## Work to complete
The word "true" marks the lines to keep; find each one in the data and copy it.

## Source data
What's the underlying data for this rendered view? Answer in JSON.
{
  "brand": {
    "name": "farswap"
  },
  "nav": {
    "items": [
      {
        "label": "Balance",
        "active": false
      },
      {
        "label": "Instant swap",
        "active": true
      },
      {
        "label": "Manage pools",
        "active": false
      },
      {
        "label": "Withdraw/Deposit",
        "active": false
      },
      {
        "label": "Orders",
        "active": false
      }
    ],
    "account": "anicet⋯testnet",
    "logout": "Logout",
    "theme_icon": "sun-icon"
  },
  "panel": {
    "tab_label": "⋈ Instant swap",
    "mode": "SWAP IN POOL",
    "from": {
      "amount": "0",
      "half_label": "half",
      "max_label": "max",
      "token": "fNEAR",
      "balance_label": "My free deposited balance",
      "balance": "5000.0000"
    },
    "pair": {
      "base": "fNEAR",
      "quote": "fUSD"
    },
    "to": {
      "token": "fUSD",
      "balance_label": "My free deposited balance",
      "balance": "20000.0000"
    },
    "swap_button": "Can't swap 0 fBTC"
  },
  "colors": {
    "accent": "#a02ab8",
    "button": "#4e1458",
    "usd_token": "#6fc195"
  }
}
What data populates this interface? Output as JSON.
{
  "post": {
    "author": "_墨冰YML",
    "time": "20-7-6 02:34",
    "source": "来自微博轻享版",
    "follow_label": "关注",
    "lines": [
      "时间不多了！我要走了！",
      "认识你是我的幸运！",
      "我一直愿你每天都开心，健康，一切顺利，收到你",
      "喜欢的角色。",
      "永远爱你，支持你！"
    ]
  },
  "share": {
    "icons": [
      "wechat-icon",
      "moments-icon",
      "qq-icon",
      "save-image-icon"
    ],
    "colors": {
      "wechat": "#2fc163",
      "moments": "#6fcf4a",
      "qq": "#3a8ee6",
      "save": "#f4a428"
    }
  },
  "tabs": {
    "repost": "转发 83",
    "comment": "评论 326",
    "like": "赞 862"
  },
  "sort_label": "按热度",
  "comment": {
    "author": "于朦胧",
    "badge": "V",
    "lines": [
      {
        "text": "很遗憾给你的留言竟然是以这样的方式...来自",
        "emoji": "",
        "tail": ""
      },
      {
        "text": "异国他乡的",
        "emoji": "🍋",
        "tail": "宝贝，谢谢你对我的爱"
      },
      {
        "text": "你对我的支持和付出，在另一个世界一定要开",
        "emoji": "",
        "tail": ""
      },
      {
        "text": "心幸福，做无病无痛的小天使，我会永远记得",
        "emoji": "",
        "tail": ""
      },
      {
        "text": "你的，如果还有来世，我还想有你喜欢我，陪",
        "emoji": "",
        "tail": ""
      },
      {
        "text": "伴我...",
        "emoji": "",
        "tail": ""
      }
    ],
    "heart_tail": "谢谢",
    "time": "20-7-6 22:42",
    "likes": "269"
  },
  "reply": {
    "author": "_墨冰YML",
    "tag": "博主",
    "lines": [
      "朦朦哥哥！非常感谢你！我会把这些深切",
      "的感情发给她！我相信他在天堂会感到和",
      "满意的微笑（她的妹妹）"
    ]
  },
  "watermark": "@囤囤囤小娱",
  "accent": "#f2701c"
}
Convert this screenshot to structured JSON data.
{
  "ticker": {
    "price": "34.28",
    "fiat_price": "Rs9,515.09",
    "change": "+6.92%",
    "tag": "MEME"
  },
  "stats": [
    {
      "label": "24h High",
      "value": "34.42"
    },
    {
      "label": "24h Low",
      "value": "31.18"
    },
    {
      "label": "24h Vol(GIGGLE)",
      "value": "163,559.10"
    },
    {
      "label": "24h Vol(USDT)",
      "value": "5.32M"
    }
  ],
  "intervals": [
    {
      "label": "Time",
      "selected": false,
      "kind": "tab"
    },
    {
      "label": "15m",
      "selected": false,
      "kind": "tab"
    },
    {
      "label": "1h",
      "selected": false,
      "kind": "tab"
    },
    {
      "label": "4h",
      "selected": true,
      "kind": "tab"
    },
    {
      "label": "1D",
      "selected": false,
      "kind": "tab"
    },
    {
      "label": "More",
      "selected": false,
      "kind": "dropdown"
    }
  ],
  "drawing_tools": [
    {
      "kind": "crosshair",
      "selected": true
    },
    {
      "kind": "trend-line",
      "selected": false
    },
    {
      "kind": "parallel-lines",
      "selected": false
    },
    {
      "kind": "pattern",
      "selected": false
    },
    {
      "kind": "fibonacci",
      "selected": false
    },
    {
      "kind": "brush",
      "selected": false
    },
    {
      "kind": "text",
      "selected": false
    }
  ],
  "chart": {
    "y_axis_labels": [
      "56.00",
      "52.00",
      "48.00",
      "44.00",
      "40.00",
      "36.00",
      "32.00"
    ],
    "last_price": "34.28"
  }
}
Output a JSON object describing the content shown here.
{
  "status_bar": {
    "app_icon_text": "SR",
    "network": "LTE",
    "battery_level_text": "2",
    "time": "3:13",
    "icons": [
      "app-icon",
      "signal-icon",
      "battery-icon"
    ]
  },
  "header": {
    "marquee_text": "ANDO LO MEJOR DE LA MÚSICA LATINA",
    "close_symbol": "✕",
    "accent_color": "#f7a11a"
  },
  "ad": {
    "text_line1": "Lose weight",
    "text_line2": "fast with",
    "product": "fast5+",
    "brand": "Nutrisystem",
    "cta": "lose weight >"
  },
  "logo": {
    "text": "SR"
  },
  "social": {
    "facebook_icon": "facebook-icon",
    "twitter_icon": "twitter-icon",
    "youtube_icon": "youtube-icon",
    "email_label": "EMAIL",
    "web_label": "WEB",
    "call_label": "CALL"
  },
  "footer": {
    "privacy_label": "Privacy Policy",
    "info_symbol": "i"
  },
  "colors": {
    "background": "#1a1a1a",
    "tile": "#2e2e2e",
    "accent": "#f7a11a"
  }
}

## Response to the exercise
        "active": true
      "selected": true,
      "selected": true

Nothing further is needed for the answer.